The pool industry is already feeling the effects of the Coronavirus response protocols. Now, the summer season is almost here. Our health departments or governing bodies have not released the protocols for operating your pool. This uncertainty could be making it difficult to prepare for opening. We can learn the best response protocols from other industries and adapt them to our industry. 

Following the Science

Although we don’t know what the health department will require regarding your pool area, we can implement a few practices at our pools this summer based on the scientific data. We’ll be discussing the following in this article:

  1. Social Distancing
  2. Face masks
  3. Changeable Spaces
  4. Signage and Announcements
  5. Pool Chemistry
  6. Lane Separation
  7. Queuing for Diving/Splash area
  8. Flotation Devices, toys, etc.
  9. Deck Furniture
  10. Staffing/Lifeguards
  11. Local Requirements

Let’s get started and see what the summer season might look like.

Swimming Pools and Social Distancing

Understanding the “social distancing circle” is best to approach social distancing in your pool or pool area. The social distancing radius is the area around each guest equal to 6′ around all 360 degrees. This is how we calculate it:

We now know that social separation requires one person for every 113 square feet. We can now measure the area of our pool. Let’s take, for example, a pool that measures 65 feet in length and 45 feet in width.

All we need to do now is divide our pool area square footage by our social distancing square footage of 113.

This calculation allows people to have fun in the pool and area without complying with social distancing rules. Social distancing is just one piece of the puzzle. 

Face Masks

Many states and counties require that face masks be worn, including pool areas and public places. While wearing a mask to the pool can cause you to develop a skewed look, it’s not the only problem. It’s another matter to wear a mask in the pool.

Although it can be annoying, Pool Training Academy believes that it will be necessary for other areas than the pool. The CDC advises against wearing masks in the water because it makes breathing through a moist mask more difficult.

Lifeguards and staff will also likely require face masks. 

Changing Spaces

The most controversial and confusing areas to open a strategy are changing spaces and toilets. These spaces have a few points to be aware of:

Social Distancing

 Taking the social distance square footage and dividing the changing area or bathroom square footage can give a good idea of how much space you have.


 Keeping 6 feet between lockers is a great way to ensure social separation. Some properties might not provide lockers but require guests to be fully dressed and ready to swim.

Toilet Facilities

 Spacing 6′ between available urinals is also recommended.


 Shower facilities should be measured and divided by the social distance circle dimensions.

It is highly recommended that you clean

 These areas are also regularly cleaned by attendants.

Stocking Sanitary Supplies

 Proper hand washing will be encouraged by keeping plenty of soap and paper towels in the pool area.


 It’s also recommended that guests use some hand sanitizer.

Some may decide to eliminate any changing area and allow guests to use the restrooms and showers.

Signage and Announcements

Social distancing signs should be posted in the changing rooms, bathrooms, and pool area to remind employees how to be as safe as possible while lounging and working.

A warning about the danger of COVID-19 transmission in public areas should be posted.

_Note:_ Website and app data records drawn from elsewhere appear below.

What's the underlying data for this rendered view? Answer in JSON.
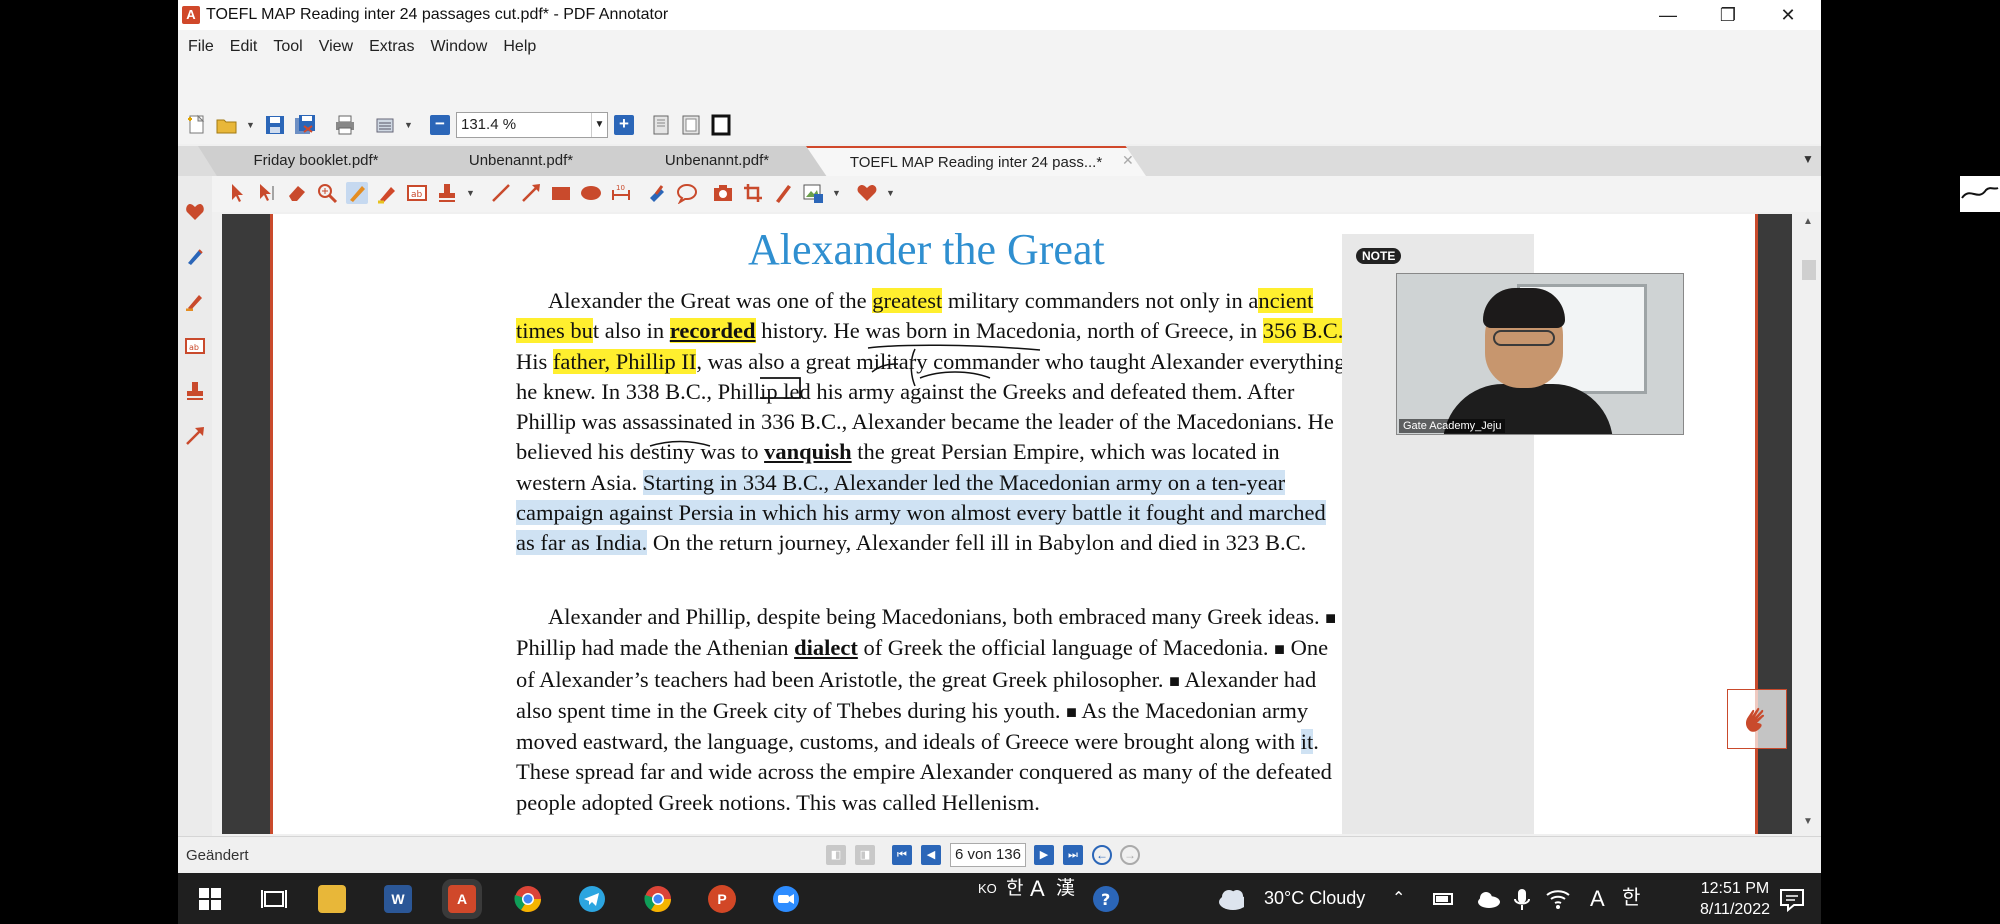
{
  "window": {
    "title": "TOEFL MAP Reading inter 24 passages cut.pdf* - PDF Annotator",
    "app_icon_letter": "A",
    "min": "—",
    "restore": "❐",
    "close": "✕"
  },
  "menu": [
    "File",
    "Edit",
    "Tool",
    "View",
    "Extras",
    "Window",
    "Help"
  ],
  "toolbar": {
    "zoom_value": "131.4 %",
    "zoom_in": "+",
    "zoom_out": "−"
  },
  "tabs": [
    {
      "label": "Friday booklet.pdf*"
    },
    {
      "label": "Unbenannt.pdf*"
    },
    {
      "label": "Unbenannt.pdf*"
    },
    {
      "label": "TOEFL MAP Reading inter 24 pass...*"
    }
  ],
  "tab_close": "✕",
  "tab_menu": "▼",
  "document": {
    "title": "Alexander the Great",
    "note_tag": "NOTE",
    "p1": {
      "s1": "Alexander the Great was one of the ",
      "h1": "greatest",
      "s2": " military commanders not only in a",
      "h2": "ncient times bu",
      "s3": "t also in ",
      "h3": "recorded",
      "s4": " history. He was born in Macedonia, north of Greece, in ",
      "h4": "356 B.C.",
      "s5": " His ",
      "h5": "father, Phillip II",
      "s6": ", was also a great military commander who taught Alexander everything he knew. In 338 B.C., Phillip led his army against the Greeks and defeated them. After Phillip was assassinated in 336 B.C., Alexander became the leader of the Macedonians. He believed his destiny was to ",
      "h6": "vanquish",
      "s7": " the great Persian Empire, which was located in western Asia. ",
      "h7": "Starting in 334 B.C., Alexander led the Macedonian army on a ten-year campaign against Persia in which his army won almost every battle it fought and marched as far as India.",
      "s8": " On the return journey, Alexander fell ill in Babylon and died in 323 B.C."
    },
    "p2": {
      "s1": "Alexander and Phillip, despite being Macedonians, both embraced many Greek ideas. ",
      "m1": "■",
      "s2": " Phillip had made the Athenian ",
      "h1": "dialect",
      "s3": " of Greek the official language of Macedonia. ",
      "m2": "■",
      "s4": " One of Alexander’s teachers had been Aristotle, the great Greek philosopher. ",
      "m3": "■",
      "s5": " Alexander had also spent time in the Greek city of Thebes during his youth. ",
      "m4": "■",
      "s6": " As the Macedonian army moved eastward, the language, customs, and ideals of Greece were brought along with ",
      "h2": "it",
      "s7": ". These spread far and wide across the empire Alexander conquered as many of the defeated people adopted Greek notions. This was called Hellenism."
    }
  },
  "webcam": {
    "label": "Gate Academy_Jeju"
  },
  "status": {
    "text": "Geändert",
    "page": "6 von 136"
  },
  "taskbar": {
    "lang": "KO",
    "ime1": "한",
    "ime2": "A",
    "ime3": "漢",
    "weather": "30°C  Cloudy",
    "time": "12:51 PM",
    "date": "8/11/2022",
    "tray_a": "A",
    "tray_ko": "한"
  },
  "colors": {
    "accent": "#d0482a",
    "title_blue": "#2f8fd0",
    "highlight_yellow": "#ffef2e",
    "highlight_blue": "#cfe2f3"
  }
}
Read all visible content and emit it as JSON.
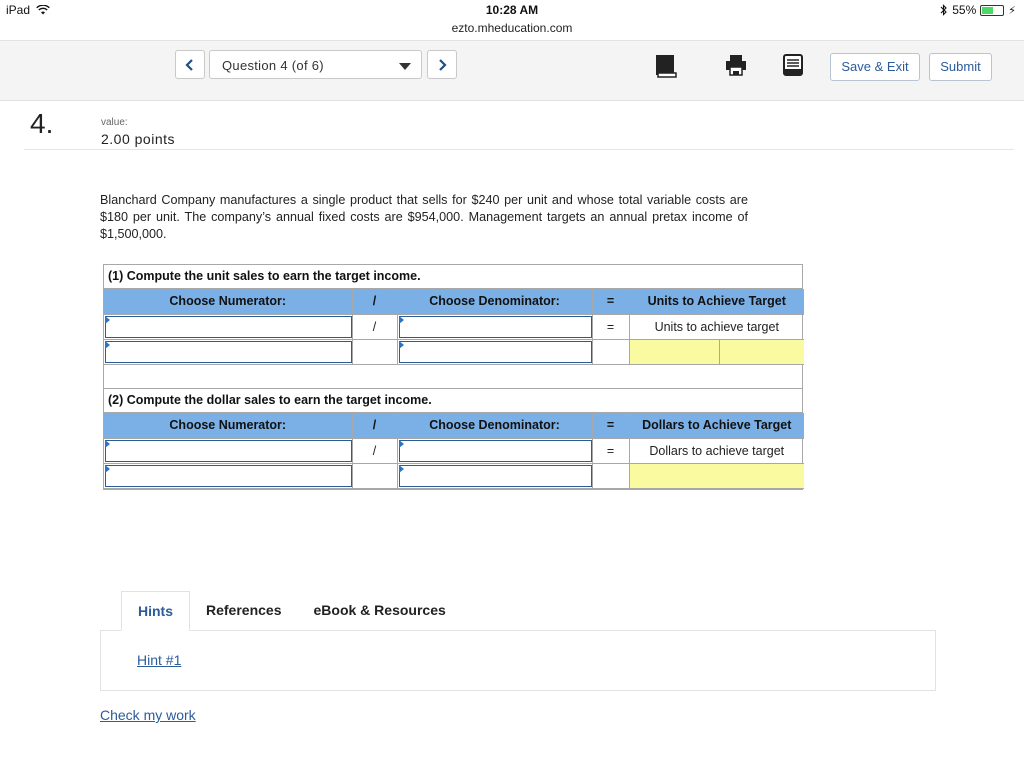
{
  "status_bar": {
    "device": "iPad",
    "time": "10:28 AM",
    "battery": "55%",
    "battery_level": 0.55
  },
  "browser": {
    "url": "ezto.mheducation.com"
  },
  "nav": {
    "prev_icon": "chevron-left-icon",
    "next_icon": "chevron-right-icon",
    "question_select": "Question 4 (of 6)",
    "tools": [
      "book-icon",
      "print-icon",
      "notes-icon"
    ],
    "save_exit": "Save & Exit",
    "submit": "Submit"
  },
  "question": {
    "number": "4.",
    "value_label": "value:",
    "points": "2.00 points",
    "text": "Blanchard Company manufactures a single product that sells for $240 per unit and whose total variable costs are $180 per unit. The company’s annual fixed costs are $954,000. Management targets an annual pretax income of $1,500,000."
  },
  "part1": {
    "title": "(1) Compute the unit sales to earn the target income.",
    "header": {
      "numerator": "Choose Numerator:",
      "divide": "/",
      "denominator": "Choose Denominator:",
      "equals": "=",
      "result": "Units to Achieve Target"
    },
    "row1": {
      "divide": "/",
      "equals": "=",
      "result_label": "Units to achieve target"
    }
  },
  "part2": {
    "title": "(2) Compute the dollar sales to earn the target income.",
    "header": {
      "numerator": "Choose Numerator:",
      "divide": "/",
      "denominator": "Choose Denominator:",
      "equals": "=",
      "result": "Dollars to Achieve Target"
    },
    "row1": {
      "divide": "/",
      "equals": "=",
      "result_label": "Dollars to achieve target"
    }
  },
  "tabs": [
    "Hints",
    "References",
    "eBook & Resources"
  ],
  "active_tab": "Hints",
  "hint_link": "Hint #1",
  "check_link": "Check my work",
  "colors": {
    "header_blue": "#7bb0e6",
    "input_border": "#2a5d98",
    "answer_yellow": "#fafaa0",
    "link_blue": "#2c5c9a"
  }
}
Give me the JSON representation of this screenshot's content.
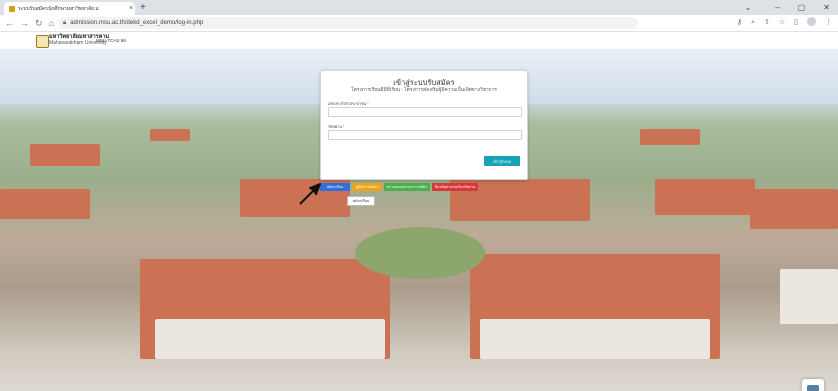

Operators do everything possible to ensure safety, but it is important to remind people that there is no 100% safe environment.

Pool Chemistry

It is important to ensure that your pool water has a chlorine level between 3.75ppm and 4.5ppm. This will prevent any COVID-19 from being inhaled onto the water surface. The CDC does not believe that COVID-19 can pass through water. Click here for more information on the effects of chlorine on COVID-19.

Lap Lane Separation

Swimming laps can be a great way of retraining, and it is also a very competitive sport. To meet coronavirus standards, it is important to ensure that lap swimmers are separated by 6 feet. To ensure this distance, we recommend that you open every other lane.

Also, traditional competitions and swim meets are likely to be canceled this summer. Many competitive clubs have begun to change their operations by holding “remote meet” events where swimmers’ best times are recorded and compared. 

Queuing Areas

Any queuing areas should be marked on the ground or deck to ensure social distancing.

Flotation Devices, toys, etc

You strongly recommend that you do away with any shared or communal flotation devices on your property. If not cleaned between users, porous pool noodles or the like could risk transmission. Guests who bring their flotation toys or devices should not share them with anyone else.

Deck Furniture

Another complicated topic is deck furniture. Many types of furniture can be found at the pool’s side, with some being more socially distancing than others. Let’s take a look at the following options.

Lounge Chairs

Pool Training Academy suggests that your lounge chairs be spaced 6′ apart. You can also tape boundaries around the chairs to ensure that they meet this 6′ standard. The lounge chairs must not be moved. Only people who live together can share a space for a lounge chair.


It is best to limit the number of people who use your table. These spaces should not be shared with anyone else.


It is also a good idea to provide disinfecting wipes for guests to wipe down the lounge chairs, deck chairs and tables, and any other surfaces that may be touched while using the pool. Some properties might also periodically spray disinfectant solutions over deck furniture to ensure disinfection.

Local Requirements

It is important to remember that this article is based on scientific data, industry-specific health measures, and common sense. However, you must adhere to all local and state regulations whenever they are published.

Become a Professional Pool Operator

Even if you are not in a pandemic situation, it can be challenging to navigate the waters of your pool safely and efficiently. It takes more training to safely manage and maintain an aquatic facility than you can see on YouTube or this article. There are many options available to learn more about keeping your swimmers safe. CPO classes with Pool Training Academy are one of the options. CPO(r), or Certified Pool Operator, is one of the best methods to become an expert in pool management. This Certification is required in many states to operate a spa or pool. Pool Training Academy is the number one CPO(r) provider, Certification. 

Leave a Reply